5.2-5.3. Please see the attached policy for our response to the above questions.

6.1. For the period 1st January 2010 to 18th November 2016 there were 5 complaints from members of the public recorded concerning the use of BWV’s (Body Worn Videos).

6.2. Please see the nature of the complaints received in the table below. Please note that these are complaints only, and following investigations, the Outcomes are shown.

Year of Complaint

Outline Details of   Complaint



The complainant alleges that the officer recorded a private conversation on private premises without   permission.

Local Resolution - by Division


The complainant alleges that the officer has filmed arrest attempts when attended the complaints home   address.

No Case to Answer


The complainant alleges that the officers conspired to give a selective picture of events during an arrest   by turning their body worn cameras on and off.

No Case to Answer


The complainant alleges that the officer turned their body cam off when their colleague was threatening   them.

Local Resolution - by Division


The complainant alleges that the officer deliberately turned their body cam off prior to verbally abusing   them.


FOI reference: 146/17.
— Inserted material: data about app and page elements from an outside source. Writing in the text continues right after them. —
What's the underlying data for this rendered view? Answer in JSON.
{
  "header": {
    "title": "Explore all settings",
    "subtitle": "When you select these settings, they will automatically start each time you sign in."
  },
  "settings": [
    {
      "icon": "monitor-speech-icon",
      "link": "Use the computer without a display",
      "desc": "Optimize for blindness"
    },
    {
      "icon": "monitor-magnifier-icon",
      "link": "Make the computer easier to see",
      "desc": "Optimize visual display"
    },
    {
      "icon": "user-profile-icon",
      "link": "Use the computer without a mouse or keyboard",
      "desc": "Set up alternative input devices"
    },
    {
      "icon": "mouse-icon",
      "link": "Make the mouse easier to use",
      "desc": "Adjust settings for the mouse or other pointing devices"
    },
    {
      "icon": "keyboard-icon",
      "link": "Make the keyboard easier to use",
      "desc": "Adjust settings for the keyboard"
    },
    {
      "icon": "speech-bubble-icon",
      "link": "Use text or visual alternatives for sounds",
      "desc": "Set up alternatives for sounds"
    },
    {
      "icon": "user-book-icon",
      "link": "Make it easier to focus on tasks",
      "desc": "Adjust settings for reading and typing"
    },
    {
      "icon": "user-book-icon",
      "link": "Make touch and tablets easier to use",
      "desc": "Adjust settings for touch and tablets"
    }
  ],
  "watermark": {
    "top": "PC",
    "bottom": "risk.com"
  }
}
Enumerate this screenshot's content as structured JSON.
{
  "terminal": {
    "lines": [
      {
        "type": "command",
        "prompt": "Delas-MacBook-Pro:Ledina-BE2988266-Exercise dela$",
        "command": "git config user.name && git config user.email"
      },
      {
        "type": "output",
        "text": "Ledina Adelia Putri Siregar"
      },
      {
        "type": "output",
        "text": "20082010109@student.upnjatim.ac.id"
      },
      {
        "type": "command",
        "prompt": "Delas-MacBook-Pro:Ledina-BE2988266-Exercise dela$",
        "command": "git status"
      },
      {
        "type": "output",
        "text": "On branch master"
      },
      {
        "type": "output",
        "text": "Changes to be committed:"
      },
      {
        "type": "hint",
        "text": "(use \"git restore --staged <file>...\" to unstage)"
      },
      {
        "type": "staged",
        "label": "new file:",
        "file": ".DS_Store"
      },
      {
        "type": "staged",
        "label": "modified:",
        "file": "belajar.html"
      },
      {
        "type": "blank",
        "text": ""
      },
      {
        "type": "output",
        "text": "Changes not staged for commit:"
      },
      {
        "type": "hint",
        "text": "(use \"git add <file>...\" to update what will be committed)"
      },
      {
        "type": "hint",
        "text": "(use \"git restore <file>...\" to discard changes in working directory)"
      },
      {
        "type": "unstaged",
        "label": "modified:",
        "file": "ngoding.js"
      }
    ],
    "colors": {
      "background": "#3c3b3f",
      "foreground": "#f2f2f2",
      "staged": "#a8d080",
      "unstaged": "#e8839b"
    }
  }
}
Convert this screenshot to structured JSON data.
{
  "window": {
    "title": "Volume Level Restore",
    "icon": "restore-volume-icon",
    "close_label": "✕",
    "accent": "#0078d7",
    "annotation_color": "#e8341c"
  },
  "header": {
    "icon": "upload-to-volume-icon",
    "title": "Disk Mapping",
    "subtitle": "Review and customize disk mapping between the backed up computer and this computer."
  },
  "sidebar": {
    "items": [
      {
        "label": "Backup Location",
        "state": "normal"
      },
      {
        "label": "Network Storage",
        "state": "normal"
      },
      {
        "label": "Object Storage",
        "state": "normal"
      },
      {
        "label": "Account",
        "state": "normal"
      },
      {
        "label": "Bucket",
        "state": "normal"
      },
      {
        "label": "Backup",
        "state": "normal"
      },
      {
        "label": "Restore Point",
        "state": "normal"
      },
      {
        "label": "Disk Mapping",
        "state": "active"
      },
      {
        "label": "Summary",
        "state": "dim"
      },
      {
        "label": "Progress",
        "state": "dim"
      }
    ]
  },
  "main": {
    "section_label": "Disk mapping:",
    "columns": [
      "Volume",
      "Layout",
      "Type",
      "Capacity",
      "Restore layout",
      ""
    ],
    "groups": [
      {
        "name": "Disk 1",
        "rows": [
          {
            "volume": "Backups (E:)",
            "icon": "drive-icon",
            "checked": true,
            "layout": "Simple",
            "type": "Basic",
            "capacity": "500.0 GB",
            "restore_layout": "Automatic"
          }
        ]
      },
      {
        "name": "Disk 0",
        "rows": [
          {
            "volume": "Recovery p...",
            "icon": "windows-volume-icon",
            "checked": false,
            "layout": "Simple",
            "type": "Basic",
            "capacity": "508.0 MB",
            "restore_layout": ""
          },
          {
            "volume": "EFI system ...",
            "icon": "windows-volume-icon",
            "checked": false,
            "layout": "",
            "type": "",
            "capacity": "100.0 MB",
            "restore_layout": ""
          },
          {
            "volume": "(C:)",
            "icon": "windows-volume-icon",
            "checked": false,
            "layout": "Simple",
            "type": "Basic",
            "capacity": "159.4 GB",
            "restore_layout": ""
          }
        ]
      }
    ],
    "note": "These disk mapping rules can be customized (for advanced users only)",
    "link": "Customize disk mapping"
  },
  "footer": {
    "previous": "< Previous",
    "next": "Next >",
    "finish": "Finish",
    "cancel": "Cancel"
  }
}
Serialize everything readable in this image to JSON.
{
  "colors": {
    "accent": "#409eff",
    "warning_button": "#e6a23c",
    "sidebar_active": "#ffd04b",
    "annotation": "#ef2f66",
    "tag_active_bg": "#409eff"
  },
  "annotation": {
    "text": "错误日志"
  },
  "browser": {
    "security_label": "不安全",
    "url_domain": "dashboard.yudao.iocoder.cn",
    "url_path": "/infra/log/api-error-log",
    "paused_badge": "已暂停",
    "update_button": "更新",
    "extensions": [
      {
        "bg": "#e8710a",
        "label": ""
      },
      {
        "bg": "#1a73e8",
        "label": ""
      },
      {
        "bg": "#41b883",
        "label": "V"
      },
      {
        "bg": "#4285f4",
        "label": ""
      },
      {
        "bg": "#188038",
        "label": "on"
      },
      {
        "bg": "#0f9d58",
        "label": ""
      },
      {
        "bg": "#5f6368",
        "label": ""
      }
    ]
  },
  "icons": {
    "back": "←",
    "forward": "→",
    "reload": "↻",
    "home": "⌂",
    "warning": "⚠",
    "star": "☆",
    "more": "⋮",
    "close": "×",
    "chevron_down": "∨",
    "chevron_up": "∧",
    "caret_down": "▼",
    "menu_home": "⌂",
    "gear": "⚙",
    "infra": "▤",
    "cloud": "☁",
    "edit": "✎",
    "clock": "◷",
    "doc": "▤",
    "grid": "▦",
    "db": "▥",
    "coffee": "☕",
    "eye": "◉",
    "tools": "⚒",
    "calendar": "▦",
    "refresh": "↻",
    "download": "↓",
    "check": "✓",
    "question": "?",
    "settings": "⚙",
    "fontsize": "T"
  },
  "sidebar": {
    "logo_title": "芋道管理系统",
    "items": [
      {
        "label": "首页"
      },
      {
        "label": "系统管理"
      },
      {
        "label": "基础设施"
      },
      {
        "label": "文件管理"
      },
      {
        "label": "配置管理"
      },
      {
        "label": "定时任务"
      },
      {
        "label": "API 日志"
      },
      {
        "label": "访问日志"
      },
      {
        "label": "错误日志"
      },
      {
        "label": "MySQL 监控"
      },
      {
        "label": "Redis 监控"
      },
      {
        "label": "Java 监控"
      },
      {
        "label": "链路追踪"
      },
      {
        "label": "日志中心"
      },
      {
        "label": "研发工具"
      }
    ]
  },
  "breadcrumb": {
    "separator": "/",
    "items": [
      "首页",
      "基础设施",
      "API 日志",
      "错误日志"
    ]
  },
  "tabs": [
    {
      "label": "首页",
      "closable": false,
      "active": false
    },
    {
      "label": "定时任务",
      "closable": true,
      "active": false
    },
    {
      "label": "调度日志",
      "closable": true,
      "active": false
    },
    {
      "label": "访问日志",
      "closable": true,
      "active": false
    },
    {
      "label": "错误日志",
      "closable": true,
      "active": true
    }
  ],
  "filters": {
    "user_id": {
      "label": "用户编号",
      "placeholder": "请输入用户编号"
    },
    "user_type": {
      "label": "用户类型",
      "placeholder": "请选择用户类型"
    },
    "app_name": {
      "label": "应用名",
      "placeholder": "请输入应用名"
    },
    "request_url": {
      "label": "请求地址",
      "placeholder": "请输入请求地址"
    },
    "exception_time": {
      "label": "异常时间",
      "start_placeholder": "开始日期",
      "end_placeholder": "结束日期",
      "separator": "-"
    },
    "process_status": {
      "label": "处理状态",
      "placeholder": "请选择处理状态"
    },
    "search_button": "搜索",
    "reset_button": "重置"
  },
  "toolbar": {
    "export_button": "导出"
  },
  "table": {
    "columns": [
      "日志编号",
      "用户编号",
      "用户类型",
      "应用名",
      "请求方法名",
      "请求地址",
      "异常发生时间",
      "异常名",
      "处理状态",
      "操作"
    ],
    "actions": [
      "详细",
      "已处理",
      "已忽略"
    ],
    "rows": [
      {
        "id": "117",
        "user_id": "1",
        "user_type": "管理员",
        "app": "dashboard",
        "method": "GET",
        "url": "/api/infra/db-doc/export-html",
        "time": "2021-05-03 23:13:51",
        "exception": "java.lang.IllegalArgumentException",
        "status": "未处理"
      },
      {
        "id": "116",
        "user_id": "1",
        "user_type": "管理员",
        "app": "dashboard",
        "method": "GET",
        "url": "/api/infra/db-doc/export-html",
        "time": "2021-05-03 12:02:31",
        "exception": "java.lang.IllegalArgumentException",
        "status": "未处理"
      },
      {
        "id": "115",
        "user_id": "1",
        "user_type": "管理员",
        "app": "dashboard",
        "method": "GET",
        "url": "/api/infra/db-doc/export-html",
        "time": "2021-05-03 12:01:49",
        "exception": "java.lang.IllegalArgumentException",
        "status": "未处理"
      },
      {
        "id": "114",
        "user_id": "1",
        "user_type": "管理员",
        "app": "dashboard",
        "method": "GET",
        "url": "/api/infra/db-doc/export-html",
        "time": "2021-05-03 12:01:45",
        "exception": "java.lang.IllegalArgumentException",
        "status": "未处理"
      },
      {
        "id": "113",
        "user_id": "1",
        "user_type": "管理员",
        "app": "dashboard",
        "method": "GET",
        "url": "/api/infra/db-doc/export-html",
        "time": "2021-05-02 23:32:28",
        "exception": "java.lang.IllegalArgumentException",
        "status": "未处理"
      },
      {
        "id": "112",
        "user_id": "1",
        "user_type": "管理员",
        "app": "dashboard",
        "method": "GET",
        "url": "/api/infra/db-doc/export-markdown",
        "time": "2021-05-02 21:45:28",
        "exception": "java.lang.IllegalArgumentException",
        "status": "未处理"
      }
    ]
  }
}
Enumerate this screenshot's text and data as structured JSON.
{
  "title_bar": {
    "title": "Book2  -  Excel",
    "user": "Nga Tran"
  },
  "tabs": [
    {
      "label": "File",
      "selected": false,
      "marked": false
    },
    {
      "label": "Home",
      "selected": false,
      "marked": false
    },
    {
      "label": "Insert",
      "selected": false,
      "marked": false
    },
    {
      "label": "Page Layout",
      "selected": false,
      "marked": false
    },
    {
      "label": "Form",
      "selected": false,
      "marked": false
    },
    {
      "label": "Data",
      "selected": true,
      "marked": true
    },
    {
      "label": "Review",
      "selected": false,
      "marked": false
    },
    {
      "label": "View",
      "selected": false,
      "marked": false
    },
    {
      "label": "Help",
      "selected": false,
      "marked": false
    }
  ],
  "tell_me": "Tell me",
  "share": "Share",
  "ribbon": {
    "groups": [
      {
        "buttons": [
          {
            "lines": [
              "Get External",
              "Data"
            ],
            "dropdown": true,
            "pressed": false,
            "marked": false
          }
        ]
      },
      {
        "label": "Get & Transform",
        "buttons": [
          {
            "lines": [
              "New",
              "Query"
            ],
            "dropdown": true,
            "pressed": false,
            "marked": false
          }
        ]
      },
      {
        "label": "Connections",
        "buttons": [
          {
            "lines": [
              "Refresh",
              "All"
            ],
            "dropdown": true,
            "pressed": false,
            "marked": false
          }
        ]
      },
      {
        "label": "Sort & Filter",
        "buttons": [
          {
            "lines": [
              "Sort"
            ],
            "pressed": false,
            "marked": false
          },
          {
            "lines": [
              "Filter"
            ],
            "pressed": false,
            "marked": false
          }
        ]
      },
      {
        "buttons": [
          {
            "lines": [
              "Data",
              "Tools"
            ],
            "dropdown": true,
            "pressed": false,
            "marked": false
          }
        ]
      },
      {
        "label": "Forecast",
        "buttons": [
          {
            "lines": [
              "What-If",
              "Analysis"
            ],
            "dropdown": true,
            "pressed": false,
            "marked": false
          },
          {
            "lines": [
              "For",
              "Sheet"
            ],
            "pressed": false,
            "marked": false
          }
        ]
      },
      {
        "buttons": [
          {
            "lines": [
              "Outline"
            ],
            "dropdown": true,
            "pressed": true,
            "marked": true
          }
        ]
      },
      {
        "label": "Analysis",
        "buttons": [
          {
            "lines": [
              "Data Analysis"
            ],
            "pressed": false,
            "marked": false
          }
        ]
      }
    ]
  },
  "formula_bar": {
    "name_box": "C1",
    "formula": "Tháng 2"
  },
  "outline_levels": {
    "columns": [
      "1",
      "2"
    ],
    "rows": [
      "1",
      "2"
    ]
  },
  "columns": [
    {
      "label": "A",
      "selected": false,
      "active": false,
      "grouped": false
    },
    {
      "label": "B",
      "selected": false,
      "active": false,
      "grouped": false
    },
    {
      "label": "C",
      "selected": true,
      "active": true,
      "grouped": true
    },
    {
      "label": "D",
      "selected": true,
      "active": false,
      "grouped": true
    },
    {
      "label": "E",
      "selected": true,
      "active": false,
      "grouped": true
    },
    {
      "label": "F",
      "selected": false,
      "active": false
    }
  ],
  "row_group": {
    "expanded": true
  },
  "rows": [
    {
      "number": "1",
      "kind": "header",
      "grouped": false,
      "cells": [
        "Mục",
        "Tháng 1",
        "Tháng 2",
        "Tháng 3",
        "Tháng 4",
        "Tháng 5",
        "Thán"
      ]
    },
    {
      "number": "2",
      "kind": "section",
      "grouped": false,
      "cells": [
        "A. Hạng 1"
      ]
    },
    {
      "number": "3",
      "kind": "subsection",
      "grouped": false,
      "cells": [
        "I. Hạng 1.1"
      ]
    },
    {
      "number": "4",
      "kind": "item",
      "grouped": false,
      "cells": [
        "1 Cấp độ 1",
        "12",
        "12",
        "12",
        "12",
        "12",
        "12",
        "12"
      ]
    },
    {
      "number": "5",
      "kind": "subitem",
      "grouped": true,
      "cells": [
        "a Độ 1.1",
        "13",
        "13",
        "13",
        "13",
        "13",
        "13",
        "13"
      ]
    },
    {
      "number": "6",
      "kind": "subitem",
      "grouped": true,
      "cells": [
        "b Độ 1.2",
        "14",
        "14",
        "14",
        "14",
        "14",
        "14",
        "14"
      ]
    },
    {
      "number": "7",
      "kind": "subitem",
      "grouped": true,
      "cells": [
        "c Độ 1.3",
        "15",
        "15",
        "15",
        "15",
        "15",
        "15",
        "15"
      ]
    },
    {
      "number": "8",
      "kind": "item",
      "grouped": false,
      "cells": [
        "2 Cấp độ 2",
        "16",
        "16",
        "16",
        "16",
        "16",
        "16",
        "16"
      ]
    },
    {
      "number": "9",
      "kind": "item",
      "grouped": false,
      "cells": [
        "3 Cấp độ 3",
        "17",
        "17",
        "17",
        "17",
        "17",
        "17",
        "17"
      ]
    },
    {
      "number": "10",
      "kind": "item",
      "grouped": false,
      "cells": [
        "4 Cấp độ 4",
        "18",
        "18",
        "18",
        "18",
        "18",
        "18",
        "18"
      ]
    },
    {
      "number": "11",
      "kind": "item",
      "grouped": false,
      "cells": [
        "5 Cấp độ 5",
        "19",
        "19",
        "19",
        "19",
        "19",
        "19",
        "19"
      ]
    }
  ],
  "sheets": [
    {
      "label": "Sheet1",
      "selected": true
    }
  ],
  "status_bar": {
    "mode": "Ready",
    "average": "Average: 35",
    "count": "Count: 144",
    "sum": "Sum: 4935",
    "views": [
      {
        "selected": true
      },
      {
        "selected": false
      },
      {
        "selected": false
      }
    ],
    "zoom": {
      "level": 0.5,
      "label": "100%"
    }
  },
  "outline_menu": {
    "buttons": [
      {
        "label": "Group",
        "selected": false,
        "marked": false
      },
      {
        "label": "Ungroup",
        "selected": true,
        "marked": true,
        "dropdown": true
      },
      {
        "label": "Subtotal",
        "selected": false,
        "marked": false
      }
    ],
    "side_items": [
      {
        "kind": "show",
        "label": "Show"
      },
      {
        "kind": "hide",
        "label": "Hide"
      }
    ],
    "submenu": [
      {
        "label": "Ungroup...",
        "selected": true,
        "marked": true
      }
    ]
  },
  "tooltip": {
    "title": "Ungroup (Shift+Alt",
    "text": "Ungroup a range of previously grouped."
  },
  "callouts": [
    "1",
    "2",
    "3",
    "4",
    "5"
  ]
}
Date of request: 01.02.17.

Related documents

  • PDF icon Body Worn Video Policy
    Last updated: 31 March 2017